Telomerase is a critical and broadly applicable tumor target. The enzyme is expressed in a wide range of malignant tumors, and its activity is essential for the indefinite replicative capacity of cancer that enables malignant cell growth. Telomerase has now also been shown to be a target for cancer stem cells. Telomerase is absent or expressed only transiently at low levels in most normal adult tissues.

Imetelstat is a lipidated short chain oligonucleotide that binds with high affinity and specificity to the catalytic site of telomerase, resulting in competitive inhibition of enzyme activity. Proprietary manufacturing chemistry and the addition of a 5' lipid chain have enabled the molecule to penetrate cells and tissues throughout the body.

Imetelstat has demonstrated anti-tumor effects in a wide range of preclinical xenograft models of human solid and hematological tumors, and potent activity against cancer stem cells derived from primary patient samples or cancer cell lines from multiple tumor types.

Imetelstat has been tested in six Geron-sponsored Phase 1 clinical trials at 22 U.S. medical centers treating over 180 patients examining the safety, tolerability, pharmacokinetics and pharmacodynamics of the drug, alone or in combination with other standard therapies, in patients with different hematological and solid tumors.

A randomized Phase 2 clinical trial of imetelstat has been initiated in non-small cell lung cancer. A second randomized Phase 2 trial is planned in breast cancer and two single arm Phase 2 clinical trials are planned in multiple myeloma and essential thrombocythemia.
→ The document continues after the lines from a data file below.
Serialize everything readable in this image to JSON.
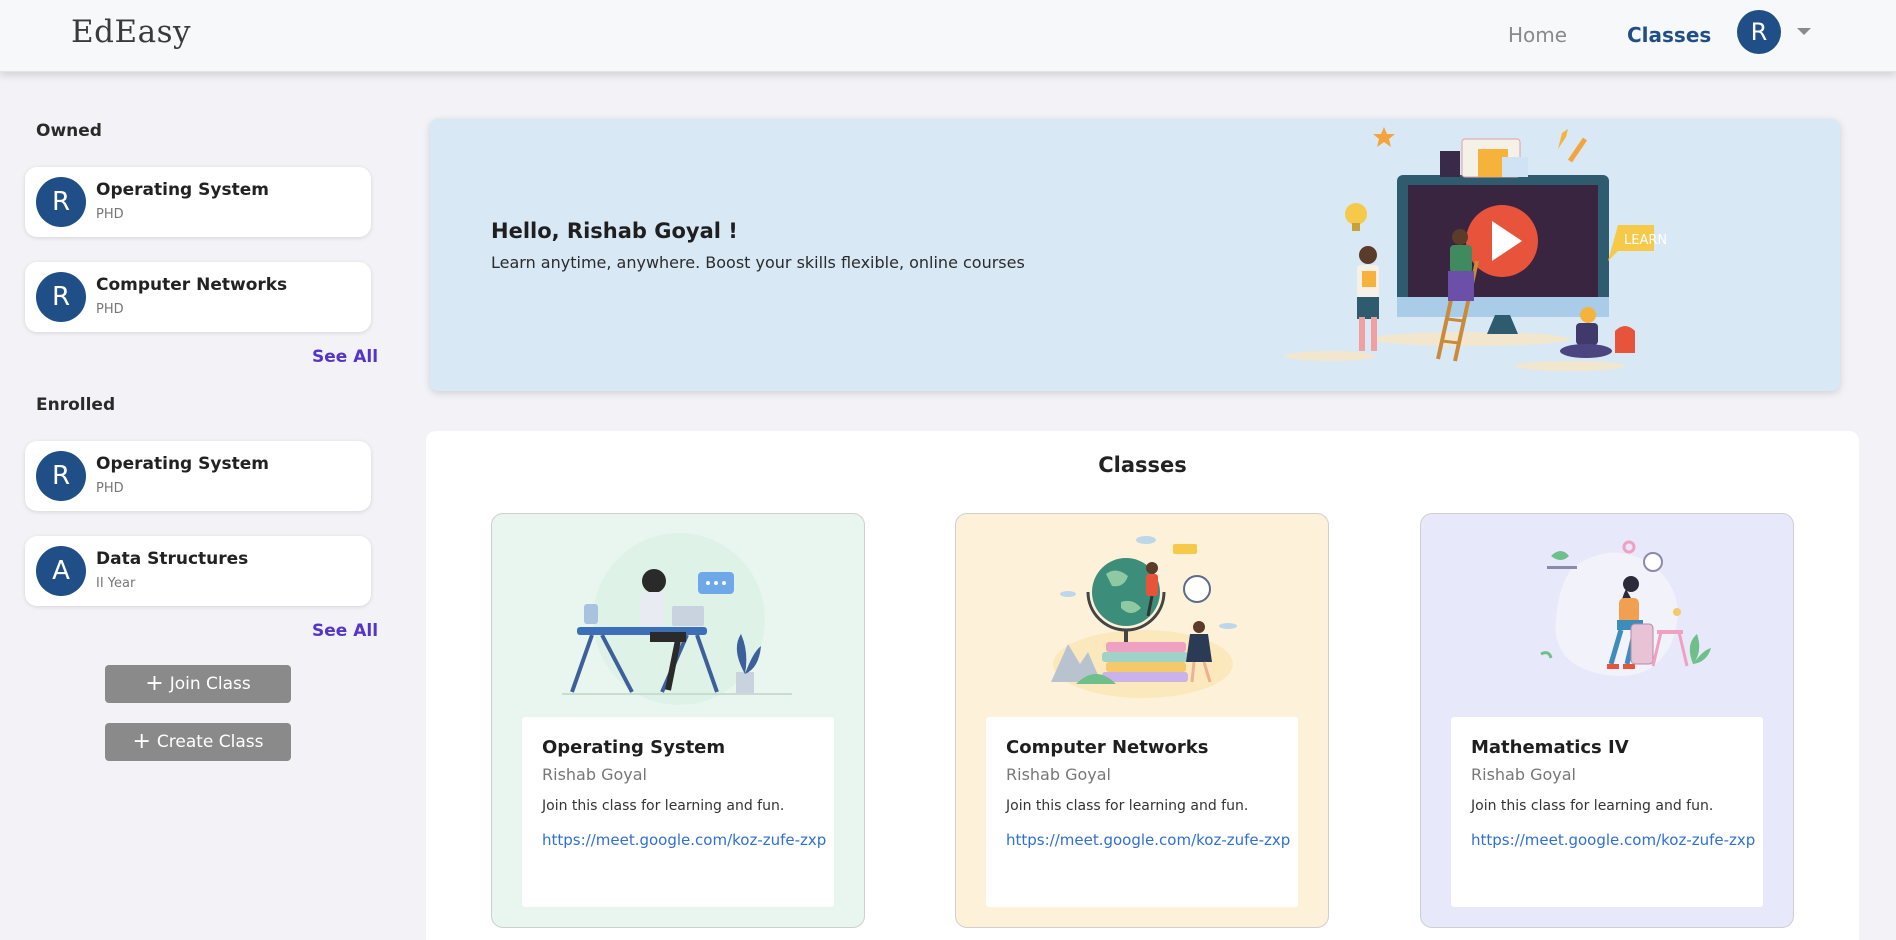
{
  "header": {
    "brand": "EdEasy",
    "nav_home": "Home",
    "nav_classes": "Classes",
    "avatar_letter": "R"
  },
  "sidebar": {
    "owned_heading": "Owned",
    "owned": [
      {
        "avatar": "R",
        "name": "Operating System",
        "sub": "PHD"
      },
      {
        "avatar": "R",
        "name": "Computer Networks",
        "sub": "PHD"
      }
    ],
    "enrolled_heading": "Enrolled",
    "enrolled": [
      {
        "avatar": "R",
        "name": "Operating System",
        "sub": "PHD"
      },
      {
        "avatar": "A",
        "name": "Data Structures",
        "sub": "II Year"
      }
    ],
    "see_all": "See All",
    "join_label": "Join Class",
    "create_label": "Create Class",
    "plus_icon": "+"
  },
  "banner": {
    "greeting": "Hello, Rishab Goyal !",
    "tagline": "Learn anytime, anywhere. Boost your skills flexible, online courses",
    "illustration_text": "LEARN"
  },
  "classes": {
    "title": "Classes",
    "cards": [
      {
        "name": "Operating System",
        "teacher": "Rishab Goyal",
        "description": "Join this class for learning and fun.",
        "link": "https://meet.google.com/koz-zufe-zxp",
        "bg": "#e9f6ef"
      },
      {
        "name": "Computer Networks",
        "teacher": "Rishab Goyal",
        "description": "Join this class for learning and fun.",
        "link": "https://meet.google.com/koz-zufe-zxp",
        "bg": "#fdf2d9"
      },
      {
        "name": "Mathematics IV",
        "teacher": "Rishab Goyal",
        "description": "Join this class for learning and fun.",
        "link": "https://meet.google.com/koz-zufe-zxp",
        "bg": "#e8e8fb"
      }
    ]
  },
  "colors": {
    "primary": "#1f4f86",
    "see_all": "#5434c9",
    "link": "#2f6fd6",
    "banner_bg": "#d8e8f5",
    "button_gray": "#8a8a8a"
  }
}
About Geron

Geron is developing first-in-class biopharmaceuticals for the treatment of cancer and chronic degenerative diseases, including spinal cord injury, heart failure and diabetes. The company is advancing an anti-cancer drug and a cancer vaccine that target the enzyme telomerase through multiple clinical trials in different cancers. For more information, visit

This news release may contain forward-looking statements made pursuant to the “safe harbor” provisions of the Private Securities Litigation Reform Act of 1995. Investors are cautioned that statements in this press release regarding potential applications of Geron's telomerase technology constitute forward-looking statements that involve risks and uncertainties, including, without limitation, risks inherent in the development and commercialization of potential products, uncertainty of clinical trial results or regulatory approvals or clearances, need for future capital, dependence upon collaborators and protection of our intellectual property rights. Actual results may differ materially from the results anticipated in these forward-looking statements. Additional information on potential factors that could affect our results and other risks and uncertainties are detailed from time to time in Geron's periodic reports, including the quarterly report on Form 10-Q for the quarter ended September 30, 2010.
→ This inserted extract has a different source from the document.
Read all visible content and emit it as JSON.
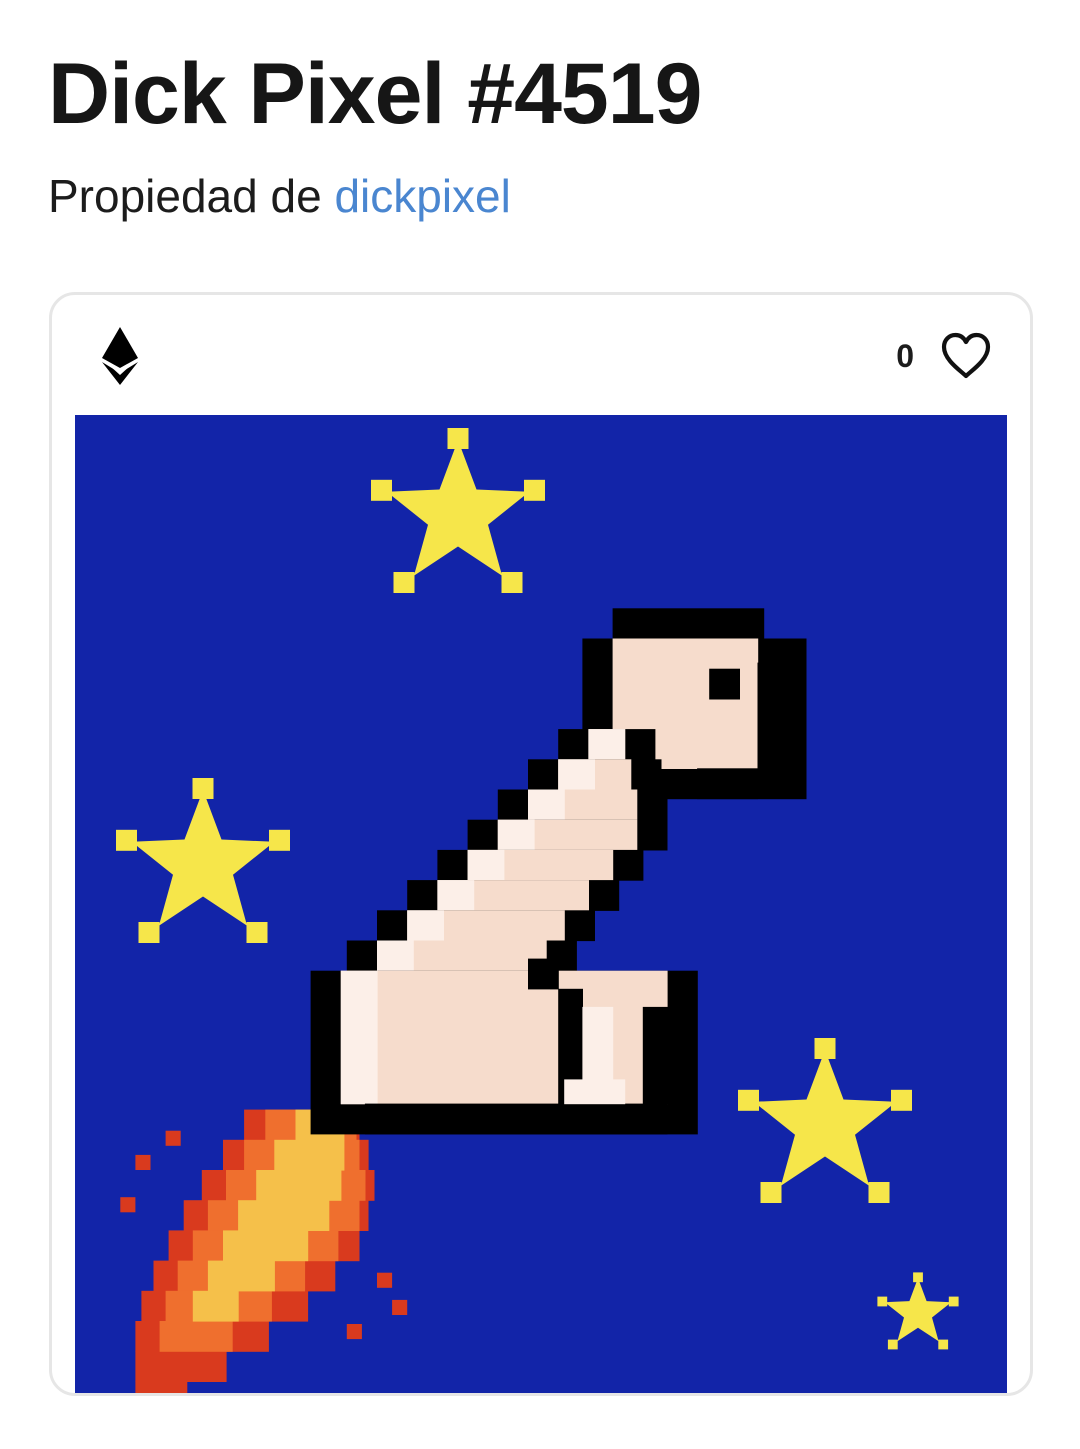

Contact: Geron Corporation
Anna Krassowska, Ph.D., 650-473-7765
Investor and Media Relations


Posted: November 2010